§ **PROBLEM DETAILS**: Nothing but a number belongs in the answer: the count of lines below that contain the word "name".

§ **SOURCE RECORDS**:

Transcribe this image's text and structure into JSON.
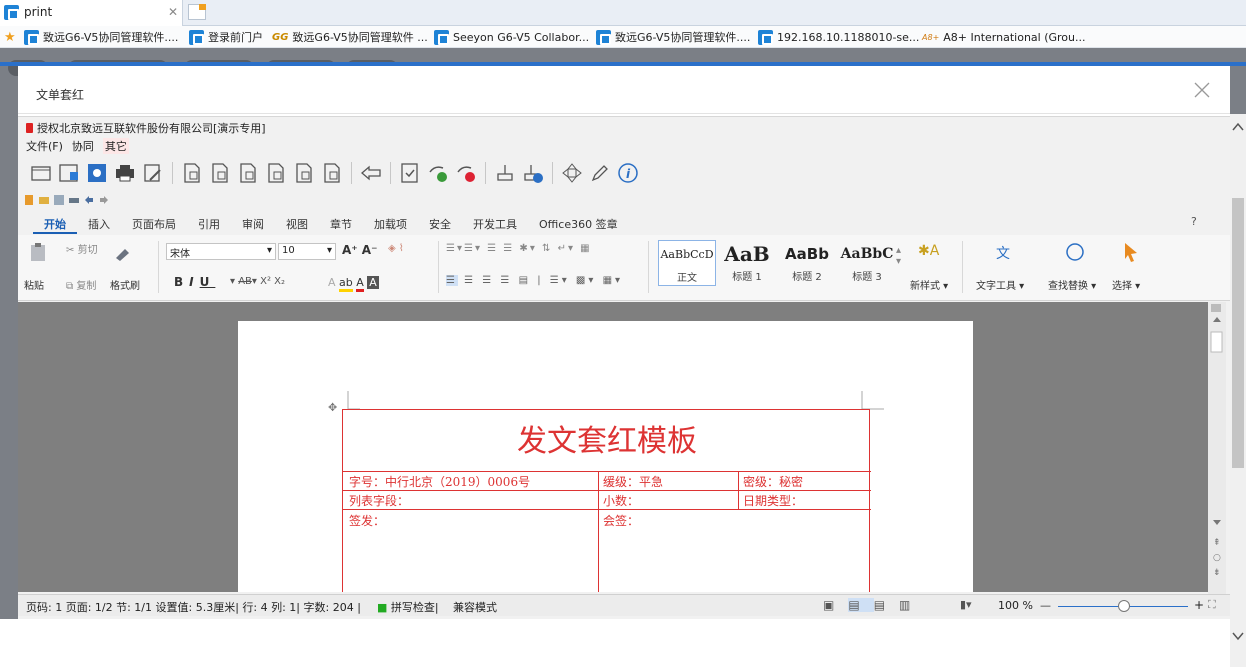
{
  "browser": {
    "tab_title": "print",
    "bookmarks": [
      "致远G6-V5协同管理软件....",
      "登录前门户",
      "致远G6-V5协同管理软件 ...",
      "Seeyon G6-V5 Collabor...",
      "致远G6-V5协同管理软件....",
      "192.168.10.1188010-se...",
      "A8+ International (Grou..."
    ],
    "bookmark_gg_prefix": "GG",
    "bookmark_a8_prefix": "A8+"
  },
  "modal": {
    "title": "文单套红"
  },
  "office": {
    "title": "授权北京致远互联软件股份有限公司[演示专用]",
    "menu": [
      "文件(F)",
      "协同",
      "其它"
    ],
    "ribbon_tabs": [
      "开始",
      "插入",
      "页面布局",
      "引用",
      "审阅",
      "视图",
      "章节",
      "加载项",
      "安全",
      "开发工具",
      "Office360 签章"
    ],
    "help": "?",
    "clipboard": {
      "paste": "粘贴",
      "cut": "剪切",
      "copy": "复制",
      "format_painter": "格式刷"
    },
    "font": {
      "name": "宋体",
      "size": "10"
    },
    "styles": [
      {
        "preview": "AaBbCcD",
        "name": "正文"
      },
      {
        "preview": "AaB",
        "name": "标题 1"
      },
      {
        "preview": "AaBb",
        "name": "标题 2"
      },
      {
        "preview": "AaBbC",
        "name": "标题 3"
      }
    ],
    "new_style": "新样式",
    "text_tools": "文字工具",
    "find_replace": "查找替换",
    "select": "选择"
  },
  "document": {
    "heading": "发文套红模板",
    "rows": [
      [
        "字号：中行北京（2019）0006号",
        "缓级：平急",
        "密级：秘密"
      ],
      [
        "列表字段：",
        "小数：",
        "日期类型："
      ],
      [
        "签发：",
        "会签：",
        ""
      ]
    ]
  },
  "status": {
    "text": "页码: 1  页面: 1/2  节: 1/1  设置值: 5.3厘米| 行: 4  列: 1|  字数: 204 |",
    "spell": "拼写检查|",
    "compat": "兼容模式",
    "zoom": "100 %"
  },
  "colors": {
    "accent": "#2b70c9",
    "red": "#d33333",
    "ribbon_active": "#1b5fb4"
  }
}
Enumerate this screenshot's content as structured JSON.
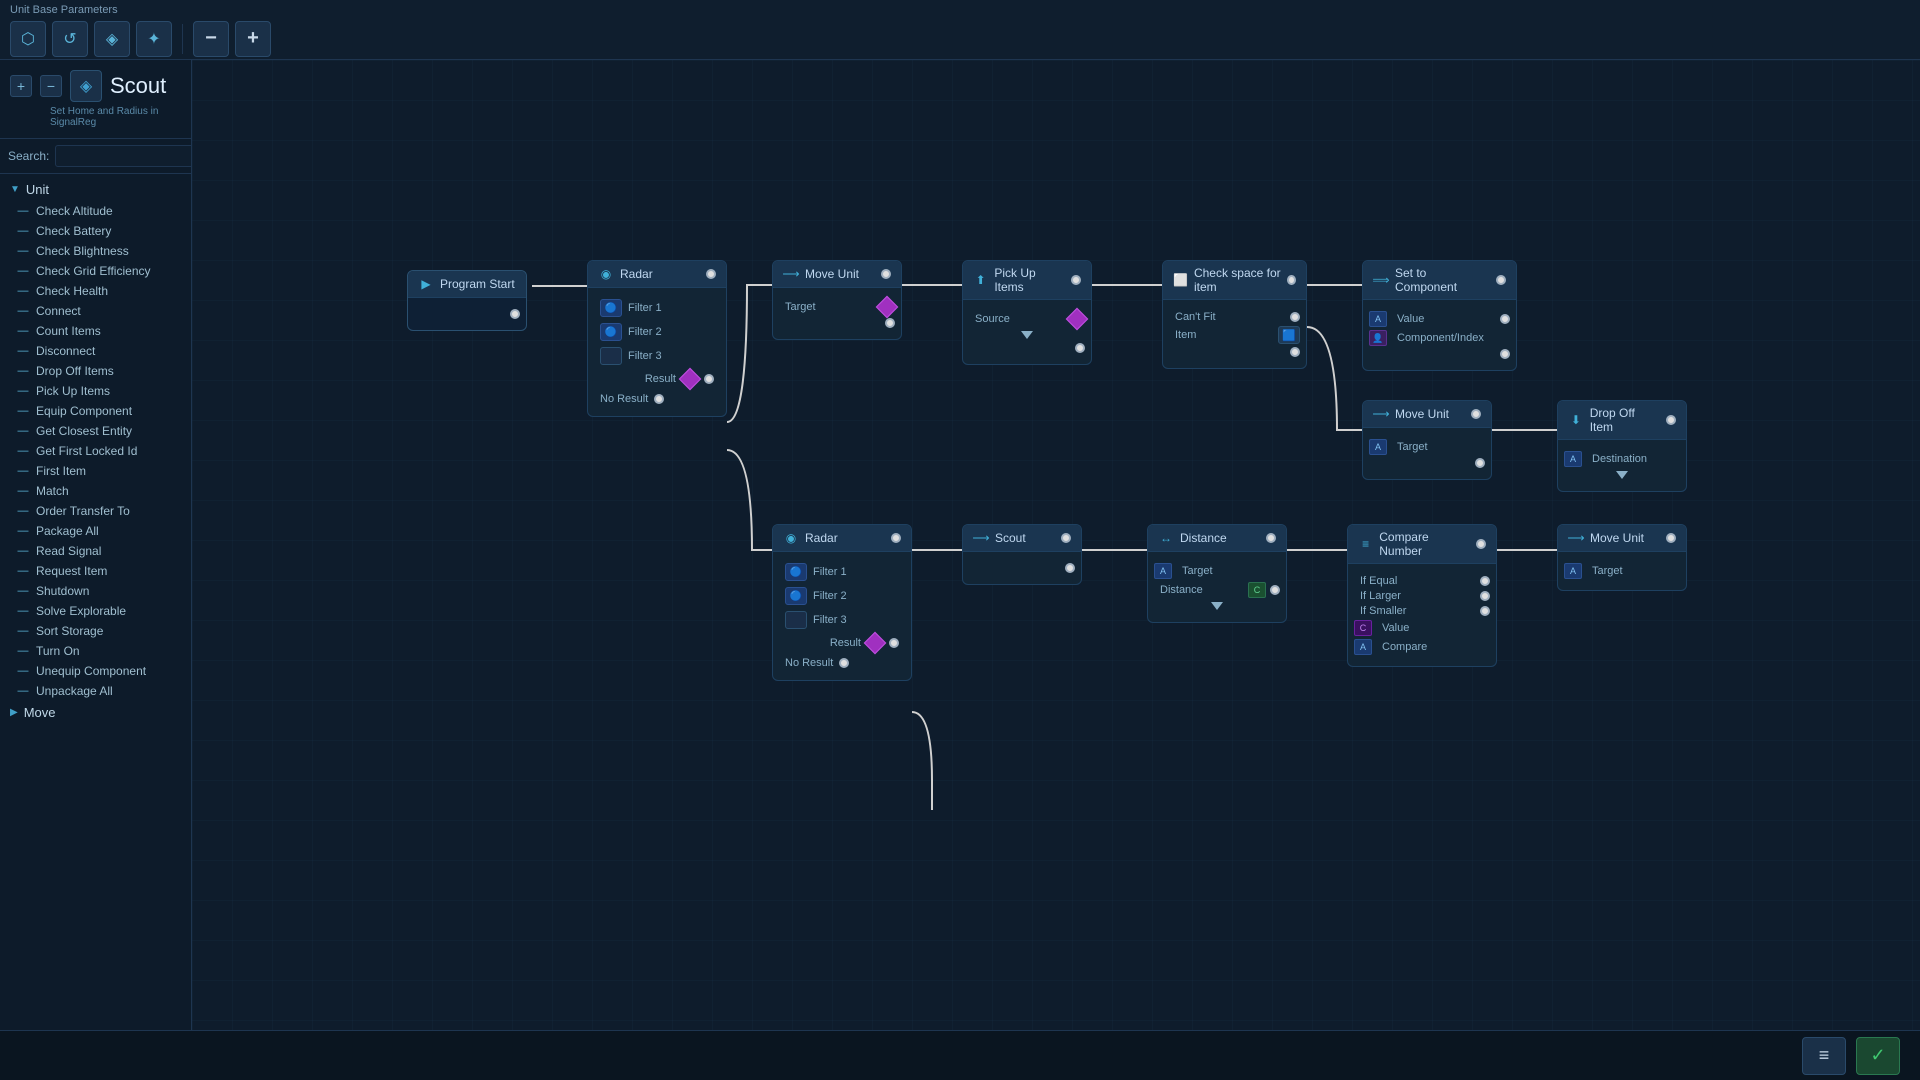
{
  "toolbar": {
    "title": "Unit Base Parameters",
    "buttons": [
      "⬡",
      "↺",
      "◈",
      "✦"
    ],
    "zoom_minus": "−",
    "zoom_plus": "+"
  },
  "unit": {
    "name": "Scout",
    "subtitle": "Set Home and Radius in SignalReg",
    "icon": "◈"
  },
  "search": {
    "label": "Search:",
    "placeholder": ""
  },
  "sidebar": {
    "group_unit": "Unit",
    "items": [
      "Check Altitude",
      "Check Battery",
      "Check Blightness",
      "Check Grid Efficiency",
      "Check Health",
      "Connect",
      "Count Items",
      "Disconnect",
      "Drop Off Items",
      "Pick Up Items",
      "Equip Component",
      "Get Closest Entity",
      "Get First Locked Id",
      "First Item",
      "Match",
      "Order Transfer To",
      "Package All",
      "Read Signal",
      "Request Item",
      "Shutdown",
      "Solve Explorable",
      "Sort Storage",
      "Turn On",
      "Unequip Component",
      "Unpackage All"
    ],
    "group_move": "Move"
  },
  "nodes": {
    "program_start": {
      "label": "Program Start"
    },
    "radar1": {
      "label": "Radar",
      "filters": [
        "Filter 1",
        "Filter 2",
        "Filter 3"
      ],
      "result": "Result",
      "noresult": "No Result"
    },
    "move_unit1": {
      "label": "Move Unit",
      "target": "Target"
    },
    "pickup": {
      "label": "Pick Up Items",
      "source": "Source"
    },
    "checkspace": {
      "label": "Check space for item",
      "cantfit": "Can't Fit",
      "item": "Item"
    },
    "setcomp": {
      "label": "Set to Component",
      "value": "Value",
      "compindex": "Component/Index"
    },
    "move_unit2": {
      "label": "Move Unit",
      "target": "Target"
    },
    "dropoff": {
      "label": "Drop Off Item",
      "dest": "Destination"
    },
    "radar2": {
      "label": "Radar",
      "filters": [
        "Filter 1",
        "Filter 2",
        "Filter 3"
      ],
      "result": "Result",
      "noresult": "No Result"
    },
    "scout": {
      "label": "Scout"
    },
    "distance": {
      "label": "Distance",
      "target": "Target",
      "distance": "Distance"
    },
    "compare": {
      "label": "Compare Number",
      "ifequal": "If Equal",
      "iflarger": "If Larger",
      "ifsmaller": "If Smaller",
      "value": "Value",
      "compare": "Compare"
    },
    "move_unit3": {
      "label": "Move Unit",
      "target": "Target"
    }
  },
  "bottom": {
    "list_icon": "≡",
    "check_icon": "✓"
  }
}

§ **TASK RESULT**: 6